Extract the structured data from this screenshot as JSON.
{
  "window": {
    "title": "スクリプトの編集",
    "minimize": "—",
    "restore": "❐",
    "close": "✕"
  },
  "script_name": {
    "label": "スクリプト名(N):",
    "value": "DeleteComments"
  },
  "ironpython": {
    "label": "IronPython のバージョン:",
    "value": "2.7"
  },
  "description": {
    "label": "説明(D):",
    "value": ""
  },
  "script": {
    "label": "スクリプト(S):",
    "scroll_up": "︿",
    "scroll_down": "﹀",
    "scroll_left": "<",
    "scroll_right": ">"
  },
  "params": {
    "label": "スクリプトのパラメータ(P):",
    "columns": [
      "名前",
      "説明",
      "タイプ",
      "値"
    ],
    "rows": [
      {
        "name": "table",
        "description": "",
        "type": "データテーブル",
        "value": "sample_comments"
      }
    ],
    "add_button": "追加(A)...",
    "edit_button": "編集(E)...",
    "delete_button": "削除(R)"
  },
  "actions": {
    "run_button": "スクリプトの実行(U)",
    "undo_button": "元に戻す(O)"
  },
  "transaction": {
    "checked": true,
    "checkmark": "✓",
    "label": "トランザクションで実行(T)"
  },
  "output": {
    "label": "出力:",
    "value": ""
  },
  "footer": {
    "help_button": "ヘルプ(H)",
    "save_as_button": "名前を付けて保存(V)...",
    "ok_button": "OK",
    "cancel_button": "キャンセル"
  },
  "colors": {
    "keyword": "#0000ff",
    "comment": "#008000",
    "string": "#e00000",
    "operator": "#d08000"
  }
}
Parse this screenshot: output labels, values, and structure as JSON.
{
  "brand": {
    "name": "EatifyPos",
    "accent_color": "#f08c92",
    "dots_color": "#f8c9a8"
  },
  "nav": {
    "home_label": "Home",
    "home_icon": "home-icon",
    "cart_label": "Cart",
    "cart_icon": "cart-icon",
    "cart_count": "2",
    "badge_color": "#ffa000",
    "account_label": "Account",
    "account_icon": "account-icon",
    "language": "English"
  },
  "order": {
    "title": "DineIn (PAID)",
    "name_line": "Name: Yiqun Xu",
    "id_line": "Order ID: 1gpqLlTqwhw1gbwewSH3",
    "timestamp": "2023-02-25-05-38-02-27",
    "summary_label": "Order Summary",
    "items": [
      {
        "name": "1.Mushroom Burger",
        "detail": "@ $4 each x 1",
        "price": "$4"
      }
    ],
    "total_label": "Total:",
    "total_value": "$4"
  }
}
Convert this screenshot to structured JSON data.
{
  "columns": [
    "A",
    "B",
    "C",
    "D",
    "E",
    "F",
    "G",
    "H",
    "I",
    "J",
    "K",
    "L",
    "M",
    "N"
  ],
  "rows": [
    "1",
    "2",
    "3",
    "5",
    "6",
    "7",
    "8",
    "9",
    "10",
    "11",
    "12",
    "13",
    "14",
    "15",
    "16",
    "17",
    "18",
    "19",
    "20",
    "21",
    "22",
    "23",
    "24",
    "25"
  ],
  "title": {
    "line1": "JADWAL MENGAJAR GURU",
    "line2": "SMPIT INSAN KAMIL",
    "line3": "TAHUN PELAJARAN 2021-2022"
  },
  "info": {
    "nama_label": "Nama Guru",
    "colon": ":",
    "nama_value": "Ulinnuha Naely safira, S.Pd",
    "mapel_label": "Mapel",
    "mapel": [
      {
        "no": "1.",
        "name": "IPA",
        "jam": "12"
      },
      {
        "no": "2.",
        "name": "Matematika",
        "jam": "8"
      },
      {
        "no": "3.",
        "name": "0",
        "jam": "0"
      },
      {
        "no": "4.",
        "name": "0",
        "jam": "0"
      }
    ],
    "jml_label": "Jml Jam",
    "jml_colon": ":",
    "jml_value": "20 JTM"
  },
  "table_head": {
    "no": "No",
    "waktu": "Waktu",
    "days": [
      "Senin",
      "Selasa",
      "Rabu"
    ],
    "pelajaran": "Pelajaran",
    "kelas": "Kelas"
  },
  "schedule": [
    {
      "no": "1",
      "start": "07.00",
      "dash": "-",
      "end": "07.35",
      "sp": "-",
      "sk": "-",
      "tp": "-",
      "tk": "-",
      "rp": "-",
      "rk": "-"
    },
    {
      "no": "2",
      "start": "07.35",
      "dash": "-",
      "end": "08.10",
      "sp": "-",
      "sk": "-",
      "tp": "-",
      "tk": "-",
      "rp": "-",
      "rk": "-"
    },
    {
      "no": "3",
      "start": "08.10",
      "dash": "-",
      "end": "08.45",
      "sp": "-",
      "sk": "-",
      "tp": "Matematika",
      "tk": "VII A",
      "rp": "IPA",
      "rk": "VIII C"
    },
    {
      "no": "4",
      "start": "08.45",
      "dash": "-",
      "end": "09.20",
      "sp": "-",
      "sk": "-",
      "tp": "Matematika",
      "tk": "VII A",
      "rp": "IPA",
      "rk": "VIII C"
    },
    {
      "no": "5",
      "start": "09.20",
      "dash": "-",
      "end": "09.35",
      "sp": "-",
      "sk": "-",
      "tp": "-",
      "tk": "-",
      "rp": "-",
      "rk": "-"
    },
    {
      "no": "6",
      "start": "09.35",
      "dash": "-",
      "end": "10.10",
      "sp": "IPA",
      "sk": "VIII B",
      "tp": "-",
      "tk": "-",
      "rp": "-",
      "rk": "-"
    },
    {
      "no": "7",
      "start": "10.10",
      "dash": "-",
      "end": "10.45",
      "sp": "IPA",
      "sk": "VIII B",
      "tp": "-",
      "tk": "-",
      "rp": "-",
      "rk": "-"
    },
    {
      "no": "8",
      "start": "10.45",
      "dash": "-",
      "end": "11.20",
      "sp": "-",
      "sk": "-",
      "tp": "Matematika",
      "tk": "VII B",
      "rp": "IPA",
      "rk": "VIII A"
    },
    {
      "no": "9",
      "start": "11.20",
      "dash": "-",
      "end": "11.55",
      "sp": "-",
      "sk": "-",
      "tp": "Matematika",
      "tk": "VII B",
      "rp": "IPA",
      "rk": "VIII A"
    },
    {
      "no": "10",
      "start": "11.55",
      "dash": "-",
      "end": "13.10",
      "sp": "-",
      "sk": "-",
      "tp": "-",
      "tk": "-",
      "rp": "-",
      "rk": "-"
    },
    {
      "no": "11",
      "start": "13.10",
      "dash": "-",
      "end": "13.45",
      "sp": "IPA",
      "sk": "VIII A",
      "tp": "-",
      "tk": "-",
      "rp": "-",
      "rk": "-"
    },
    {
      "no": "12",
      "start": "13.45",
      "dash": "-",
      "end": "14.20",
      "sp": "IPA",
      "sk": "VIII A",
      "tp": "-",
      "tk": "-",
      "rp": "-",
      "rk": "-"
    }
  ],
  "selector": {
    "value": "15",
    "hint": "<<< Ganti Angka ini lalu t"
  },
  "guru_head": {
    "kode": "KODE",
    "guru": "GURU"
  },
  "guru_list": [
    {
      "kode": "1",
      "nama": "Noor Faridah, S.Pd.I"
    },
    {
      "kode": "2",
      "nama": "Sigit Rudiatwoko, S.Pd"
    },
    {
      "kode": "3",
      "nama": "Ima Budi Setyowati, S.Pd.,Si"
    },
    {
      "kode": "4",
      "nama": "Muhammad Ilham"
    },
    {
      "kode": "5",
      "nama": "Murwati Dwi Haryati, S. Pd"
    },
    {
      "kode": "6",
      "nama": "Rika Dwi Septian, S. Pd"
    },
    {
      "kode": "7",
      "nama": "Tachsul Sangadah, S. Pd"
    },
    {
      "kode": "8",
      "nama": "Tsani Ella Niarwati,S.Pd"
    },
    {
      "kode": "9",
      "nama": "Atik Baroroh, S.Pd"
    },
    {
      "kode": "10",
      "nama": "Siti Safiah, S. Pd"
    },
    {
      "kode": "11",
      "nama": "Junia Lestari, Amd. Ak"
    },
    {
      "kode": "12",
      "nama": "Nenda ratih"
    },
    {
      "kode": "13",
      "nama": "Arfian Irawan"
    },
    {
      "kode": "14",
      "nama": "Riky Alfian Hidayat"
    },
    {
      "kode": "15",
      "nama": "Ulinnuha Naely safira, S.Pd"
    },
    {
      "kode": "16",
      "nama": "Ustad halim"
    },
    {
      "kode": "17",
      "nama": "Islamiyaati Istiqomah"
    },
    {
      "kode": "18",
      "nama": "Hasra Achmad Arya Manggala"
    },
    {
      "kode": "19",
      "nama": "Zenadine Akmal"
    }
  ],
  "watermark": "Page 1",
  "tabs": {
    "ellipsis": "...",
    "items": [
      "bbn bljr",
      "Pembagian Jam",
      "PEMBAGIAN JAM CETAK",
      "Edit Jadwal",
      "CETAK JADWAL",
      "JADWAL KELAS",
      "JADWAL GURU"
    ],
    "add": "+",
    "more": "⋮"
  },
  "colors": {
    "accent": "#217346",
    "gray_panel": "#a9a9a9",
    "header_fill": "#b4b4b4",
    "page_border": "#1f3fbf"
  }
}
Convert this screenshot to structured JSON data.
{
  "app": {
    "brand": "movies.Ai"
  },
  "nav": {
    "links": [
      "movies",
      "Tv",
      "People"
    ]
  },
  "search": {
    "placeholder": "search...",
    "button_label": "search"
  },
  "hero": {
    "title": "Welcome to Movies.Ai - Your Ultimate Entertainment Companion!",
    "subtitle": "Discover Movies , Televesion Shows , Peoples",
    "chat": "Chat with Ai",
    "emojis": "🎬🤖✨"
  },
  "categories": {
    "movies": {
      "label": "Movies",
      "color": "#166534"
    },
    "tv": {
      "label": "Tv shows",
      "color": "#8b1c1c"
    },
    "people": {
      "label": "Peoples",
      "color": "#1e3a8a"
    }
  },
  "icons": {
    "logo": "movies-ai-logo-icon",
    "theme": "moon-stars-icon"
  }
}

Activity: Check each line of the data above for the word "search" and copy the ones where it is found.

The answer:
  "search": {
    "placeholder": "search...",
    "button_label": "search"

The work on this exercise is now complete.